== Problem requirements ==
Write down each of the records again, exactly and in full.

== Dataset ==
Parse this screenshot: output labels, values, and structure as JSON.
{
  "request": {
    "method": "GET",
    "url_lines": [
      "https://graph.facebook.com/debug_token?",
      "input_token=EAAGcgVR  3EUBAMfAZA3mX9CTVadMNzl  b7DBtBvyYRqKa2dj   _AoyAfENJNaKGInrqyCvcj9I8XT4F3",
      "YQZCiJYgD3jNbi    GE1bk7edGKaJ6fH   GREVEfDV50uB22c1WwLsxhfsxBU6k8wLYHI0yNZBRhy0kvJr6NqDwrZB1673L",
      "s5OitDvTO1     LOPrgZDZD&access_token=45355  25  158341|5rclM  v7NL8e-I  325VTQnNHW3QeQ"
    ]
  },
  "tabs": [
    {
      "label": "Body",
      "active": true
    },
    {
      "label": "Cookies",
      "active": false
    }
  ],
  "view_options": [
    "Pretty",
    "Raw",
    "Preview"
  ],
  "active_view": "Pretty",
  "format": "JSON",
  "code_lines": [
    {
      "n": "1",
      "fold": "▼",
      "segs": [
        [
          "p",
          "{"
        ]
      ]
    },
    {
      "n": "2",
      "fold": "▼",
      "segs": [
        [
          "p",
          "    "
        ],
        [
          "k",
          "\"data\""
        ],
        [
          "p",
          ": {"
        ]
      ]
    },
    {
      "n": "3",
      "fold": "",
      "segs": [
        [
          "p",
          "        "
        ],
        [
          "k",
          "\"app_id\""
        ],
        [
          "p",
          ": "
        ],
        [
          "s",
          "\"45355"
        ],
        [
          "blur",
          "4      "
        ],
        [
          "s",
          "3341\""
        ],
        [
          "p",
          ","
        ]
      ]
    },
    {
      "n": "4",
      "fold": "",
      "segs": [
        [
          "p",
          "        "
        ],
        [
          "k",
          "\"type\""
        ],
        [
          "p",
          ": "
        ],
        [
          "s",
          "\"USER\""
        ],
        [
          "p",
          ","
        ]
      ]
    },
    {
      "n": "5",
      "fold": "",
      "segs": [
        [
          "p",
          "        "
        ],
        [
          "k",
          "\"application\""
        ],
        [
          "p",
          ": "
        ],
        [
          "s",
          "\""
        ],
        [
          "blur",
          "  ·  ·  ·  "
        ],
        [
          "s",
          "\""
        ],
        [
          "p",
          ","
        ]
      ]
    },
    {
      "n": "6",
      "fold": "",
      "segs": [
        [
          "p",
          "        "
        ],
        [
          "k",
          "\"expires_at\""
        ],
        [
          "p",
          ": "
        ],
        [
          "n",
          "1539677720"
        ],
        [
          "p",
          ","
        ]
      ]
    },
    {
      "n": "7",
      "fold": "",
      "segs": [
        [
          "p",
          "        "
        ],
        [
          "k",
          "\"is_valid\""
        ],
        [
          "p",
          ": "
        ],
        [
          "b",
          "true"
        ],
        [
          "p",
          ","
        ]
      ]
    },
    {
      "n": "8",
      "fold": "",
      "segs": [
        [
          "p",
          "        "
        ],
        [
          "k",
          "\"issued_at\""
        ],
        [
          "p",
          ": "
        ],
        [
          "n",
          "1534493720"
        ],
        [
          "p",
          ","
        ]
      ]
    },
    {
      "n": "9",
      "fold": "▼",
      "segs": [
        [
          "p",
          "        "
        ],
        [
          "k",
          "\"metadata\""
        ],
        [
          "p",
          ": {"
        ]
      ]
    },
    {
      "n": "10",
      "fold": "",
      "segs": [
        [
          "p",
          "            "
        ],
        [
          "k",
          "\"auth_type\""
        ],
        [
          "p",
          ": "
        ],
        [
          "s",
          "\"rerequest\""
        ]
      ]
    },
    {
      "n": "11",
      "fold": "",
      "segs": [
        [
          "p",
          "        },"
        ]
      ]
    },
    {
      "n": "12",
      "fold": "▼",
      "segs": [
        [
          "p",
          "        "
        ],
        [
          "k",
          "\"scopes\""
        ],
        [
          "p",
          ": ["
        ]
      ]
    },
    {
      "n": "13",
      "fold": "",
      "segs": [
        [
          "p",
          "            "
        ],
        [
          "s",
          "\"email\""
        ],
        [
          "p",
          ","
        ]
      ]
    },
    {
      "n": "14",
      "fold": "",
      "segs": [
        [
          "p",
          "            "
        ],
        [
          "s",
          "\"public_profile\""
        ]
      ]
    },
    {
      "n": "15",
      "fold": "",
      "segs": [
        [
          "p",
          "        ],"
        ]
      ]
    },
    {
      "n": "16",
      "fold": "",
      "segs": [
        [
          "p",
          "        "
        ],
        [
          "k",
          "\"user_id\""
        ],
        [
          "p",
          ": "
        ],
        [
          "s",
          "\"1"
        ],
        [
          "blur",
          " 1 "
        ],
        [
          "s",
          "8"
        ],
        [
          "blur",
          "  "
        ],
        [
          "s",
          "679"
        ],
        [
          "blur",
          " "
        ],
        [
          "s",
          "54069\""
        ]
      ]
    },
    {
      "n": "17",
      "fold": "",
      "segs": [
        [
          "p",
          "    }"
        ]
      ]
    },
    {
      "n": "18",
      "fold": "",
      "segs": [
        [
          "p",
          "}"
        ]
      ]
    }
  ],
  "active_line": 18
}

== Finished exercise ==
Parse this screenshot: output labels, values, and structure as JSON.
{
  "request": {
    "method": "GET",
    "url_lines": [
      "https://graph.facebook.com/debug_token?",
      "input_token=EAAGcgVR  3EUBAMfAZA3mX9CTVadMNzl  b7DBtBvyYRqKa2dj   _AoyAfENJNaKGInrqyCvcj9I8XT4F3",
      "YQZCiJYgD3jNbi    GE1bk7edGKaJ6fH   GREVEfDV50uB22c1WwLsxhfsxBU6k8wLYHI0yNZBRhy0kvJr6NqDwrZB1673L",
      "s5OitDvTO1     LOPrgZDZD&access_token=45355  25  158341|5rclM  v7NL8e-I  325VTQnNHW3QeQ"
    ]
  },
  "tabs": [
    {
      "label": "Body",
      "active": true
    },
    {
      "label": "Cookies",
      "active": false
    }
  ],
  "view_options": [
    "Pretty",
    "Raw",
    "Preview"
  ],
  "active_view": "Pretty",
  "format": "JSON",
  "code_lines": [
    {
      "n": "1",
      "fold": "▼",
      "segs": [
        [
          "p",
          "{"
        ]
      ]
    },
    {
      "n": "2",
      "fold": "▼",
      "segs": [
        [
          "p",
          "    "
        ],
        [
          "k",
          "\"data\""
        ],
        [
          "p",
          ": {"
        ]
      ]
    },
    {
      "n": "3",
      "fold": "",
      "segs": [
        [
          "p",
          "        "
        ],
        [
          "k",
          "\"app_id\""
        ],
        [
          "p",
          ": "
        ],
        [
          "s",
          "\"45355"
        ],
        [
          "blur",
          "4      "
        ],
        [
          "s",
          "3341\""
        ],
        [
          "p",
          ","
        ]
      ]
    },
    {
      "n": "4",
      "fold": "",
      "segs": [
        [
          "p",
          "        "
        ],
        [
          "k",
          "\"type\""
        ],
        [
          "p",
          ": "
        ],
        [
          "s",
          "\"USER\""
        ],
        [
          "p",
          ","
        ]
      ]
    },
    {
      "n": "5",
      "fold": "",
      "segs": [
        [
          "p",
          "        "
        ],
        [
          "k",
          "\"application\""
        ],
        [
          "p",
          ": "
        ],
        [
          "s",
          "\""
        ],
        [
          "blur",
          "  ·  ·  ·  "
        ],
        [
          "s",
          "\""
        ],
        [
          "p",
          ","
        ]
      ]
    },
    {
      "n": "6",
      "fold": "",
      "segs": [
        [
          "p",
          "        "
        ],
        [
          "k",
          "\"expires_at\""
        ],
        [
          "p",
          ": "
        ],
        [
          "n",
          "1539677720"
        ],
        [
          "p",
          ","
        ]
      ]
    },
    {
      "n": "7",
      "fold": "",
      "segs": [
        [
          "p",
          "        "
        ],
        [
          "k",
          "\"is_valid\""
        ],
        [
          "p",
          ": "
        ],
        [
          "b",
          "true"
        ],
        [
          "p",
          ","
        ]
      ]
    },
    {
      "n": "8",
      "fold": "",
      "segs": [
        [
          "p",
          "        "
        ],
        [
          "k",
          "\"issued_at\""
        ],
        [
          "p",
          ": "
        ],
        [
          "n",
          "1534493720"
        ],
        [
          "p",
          ","
        ]
      ]
    },
    {
      "n": "9",
      "fold": "▼",
      "segs": [
        [
          "p",
          "        "
        ],
        [
          "k",
          "\"metadata\""
        ],
        [
          "p",
          ": {"
        ]
      ]
    },
    {
      "n": "10",
      "fold": "",
      "segs": [
        [
          "p",
          "            "
        ],
        [
          "k",
          "\"auth_type\""
        ],
        [
          "p",
          ": "
        ],
        [
          "s",
          "\"rerequest\""
        ]
      ]
    },
    {
      "n": "11",
      "fold": "",
      "segs": [
        [
          "p",
          "        },"
        ]
      ]
    },
    {
      "n": "12",
      "fold": "▼",
      "segs": [
        [
          "p",
          "        "
        ],
        [
          "k",
          "\"scopes\""
        ],
        [
          "p",
          ": ["
        ]
      ]
    },
    {
      "n": "13",
      "fold": "",
      "segs": [
        [
          "p",
          "            "
        ],
        [
          "s",
          "\"email\""
        ],
        [
          "p",
          ","
        ]
      ]
    },
    {
      "n": "14",
      "fold": "",
      "segs": [
        [
          "p",
          "            "
        ],
        [
          "s",
          "\"public_profile\""
        ]
      ]
    },
    {
      "n": "15",
      "fold": "",
      "segs": [
        [
          "p",
          "        ],"
        ]
      ]
    },
    {
      "n": "16",
      "fold": "",
      "segs": [
        [
          "p",
          "        "
        ],
        [
          "k",
          "\"user_id\""
        ],
        [
          "p",
          ": "
        ],
        [
          "s",
          "\"1"
        ],
        [
          "blur",
          " 1 "
        ],
        [
          "s",
          "8"
        ],
        [
          "blur",
          "  "
        ],
        [
          "s",
          "679"
        ],
        [
          "blur",
          " "
        ],
        [
          "s",
          "54069\""
        ]
      ]
    },
    {
      "n": "17",
      "fold": "",
      "segs": [
        [
          "p",
          "    }"
        ]
      ]
    },
    {
      "n": "18",
      "fold": "",
      "segs": [
        [
          "p",
          "}"
        ]
      ]
    }
  ],
  "active_line": 18
}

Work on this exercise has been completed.